Long-haul flights currently account for over 50% of all aviation CO2 emissions, in the EU and UK, making up only 10% of flights. And despite game-changing technologies, Eurocontrol warns that long-haul flights are still far from decarbonisation.
1. Priority and challenge
While the aviation industry is considering plenty of technological alternatives to counter their environmental footprint, a recent report by Eurocontrol admits that long-haul flights will remain the greatest source of CO2 from aviation. Currently, the only alternative to kerosene is the uptake of sustainable aviation fuels (SAF) yet a massive scale-up is necessary.
Eurocontrol’s report notes that long-haul flights, operating more than 3,000 km or roughly the distance between London and Istanbul, accounted for 9% of UK and EU departures in 2019 but 54% of aviation CO2 emissions — a figure forecast to account for more than 60% by 2050.
High energy density is essential for aviation, especially for long-haul flights. Fuel makes up a significant portion of the weight in certain transport modes. For example, in the Saturn V (3,000 tonnes) and SpaceX Starship (5,000 tonnes) rockets, fuel accounts for more than 93% of the total weight, compared to around 3% in an average passenger car.
2. ”Long way” from decarbonisation
The study, entitled “The challenge of long-haul flight decarbonization”, considers potential alternatives to traditional jet fuel or SAF, including battery, fuel cell, hydrogen, methane, ammonia and solar energy, and what each would involve in powering an aircraft flight from Paris to Singapore.
“Unfortunately, [we are] a long way from being able to use any of these technologies before several decades for any large-size aeroplane,” concludes the report, noting that it will take “several decades” before any of these technologies could be adapted to power a widebody flying long-distance.
Faced with technical limitations, Eurocontrol said it’s vital to make real progress on existing alternatives, namely by massively increasing SAF supply and usage and moving forward with fleet renewal.
3. Alternative technologies
Electric battery-powered aircraft could work efficiently, Eurocontrol says, but only if there is a revolution in battery efficiencies, requiring them to nearly triple in energy density, every decade for the next three decades, to reach the required 5,000Wh/kg energy density.
Another possibility would be fuel cells or liquid hydrogen powered combustion aircraft. However, for that to happen, a set of huge challenges would need to be met in terms of safety, production, distribution, volume, cryogenic tank and global warming effect. Also, today it’s nearly impossible to find extremely powerful fuel cells and electric engines fit for a long-haul aircraft.
The study also assesses liquid methane as a possible thruster for aircraft take-off but it notes that both together with ammonia (LH3) pose additional loss risks. Finally, a solar-powered widebody is considered as an impossibility whatsoever.
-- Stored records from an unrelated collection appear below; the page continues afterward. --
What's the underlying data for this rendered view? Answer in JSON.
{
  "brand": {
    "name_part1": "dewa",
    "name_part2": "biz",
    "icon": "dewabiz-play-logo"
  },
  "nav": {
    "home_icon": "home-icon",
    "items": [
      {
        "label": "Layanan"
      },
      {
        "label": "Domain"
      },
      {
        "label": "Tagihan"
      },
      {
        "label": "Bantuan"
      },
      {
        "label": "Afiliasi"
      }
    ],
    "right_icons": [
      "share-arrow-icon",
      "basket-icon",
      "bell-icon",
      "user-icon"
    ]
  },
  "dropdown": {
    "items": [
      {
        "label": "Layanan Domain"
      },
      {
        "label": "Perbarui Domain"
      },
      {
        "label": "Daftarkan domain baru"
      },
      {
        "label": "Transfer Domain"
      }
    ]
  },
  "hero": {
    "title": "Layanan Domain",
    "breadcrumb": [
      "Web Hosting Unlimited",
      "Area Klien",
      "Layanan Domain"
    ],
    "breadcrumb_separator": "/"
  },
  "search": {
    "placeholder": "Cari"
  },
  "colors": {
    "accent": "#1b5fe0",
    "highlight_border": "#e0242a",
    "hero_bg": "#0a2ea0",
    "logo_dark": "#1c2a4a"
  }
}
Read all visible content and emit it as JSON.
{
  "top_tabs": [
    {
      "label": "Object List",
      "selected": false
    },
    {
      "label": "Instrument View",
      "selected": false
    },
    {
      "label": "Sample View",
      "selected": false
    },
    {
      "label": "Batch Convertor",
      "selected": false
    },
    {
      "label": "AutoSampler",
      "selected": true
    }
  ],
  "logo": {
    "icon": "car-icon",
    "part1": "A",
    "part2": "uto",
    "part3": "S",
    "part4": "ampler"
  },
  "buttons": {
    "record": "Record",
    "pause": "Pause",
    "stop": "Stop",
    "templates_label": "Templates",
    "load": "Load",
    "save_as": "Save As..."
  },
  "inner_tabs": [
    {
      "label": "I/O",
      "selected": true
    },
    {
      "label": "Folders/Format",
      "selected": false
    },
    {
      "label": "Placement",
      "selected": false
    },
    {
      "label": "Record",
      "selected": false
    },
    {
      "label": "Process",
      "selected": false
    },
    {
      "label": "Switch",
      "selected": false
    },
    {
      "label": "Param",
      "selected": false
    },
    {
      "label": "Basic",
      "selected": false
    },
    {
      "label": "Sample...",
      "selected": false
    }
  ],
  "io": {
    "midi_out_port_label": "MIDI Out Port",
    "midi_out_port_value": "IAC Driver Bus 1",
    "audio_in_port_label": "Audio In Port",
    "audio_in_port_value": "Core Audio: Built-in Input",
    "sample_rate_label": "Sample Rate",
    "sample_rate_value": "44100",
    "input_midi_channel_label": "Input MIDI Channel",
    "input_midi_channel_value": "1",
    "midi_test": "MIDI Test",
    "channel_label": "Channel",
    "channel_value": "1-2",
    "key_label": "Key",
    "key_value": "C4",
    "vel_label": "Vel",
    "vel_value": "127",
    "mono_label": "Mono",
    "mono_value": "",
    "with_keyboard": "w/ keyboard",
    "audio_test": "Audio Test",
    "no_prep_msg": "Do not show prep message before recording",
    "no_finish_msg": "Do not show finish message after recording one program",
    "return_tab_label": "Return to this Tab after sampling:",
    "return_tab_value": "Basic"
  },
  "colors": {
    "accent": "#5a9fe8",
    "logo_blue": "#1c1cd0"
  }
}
“Advances in solving many of the technological challenges outlined in this paper will happen, but significant progress is not expected to take place for decades at the earliest,” concludes the report.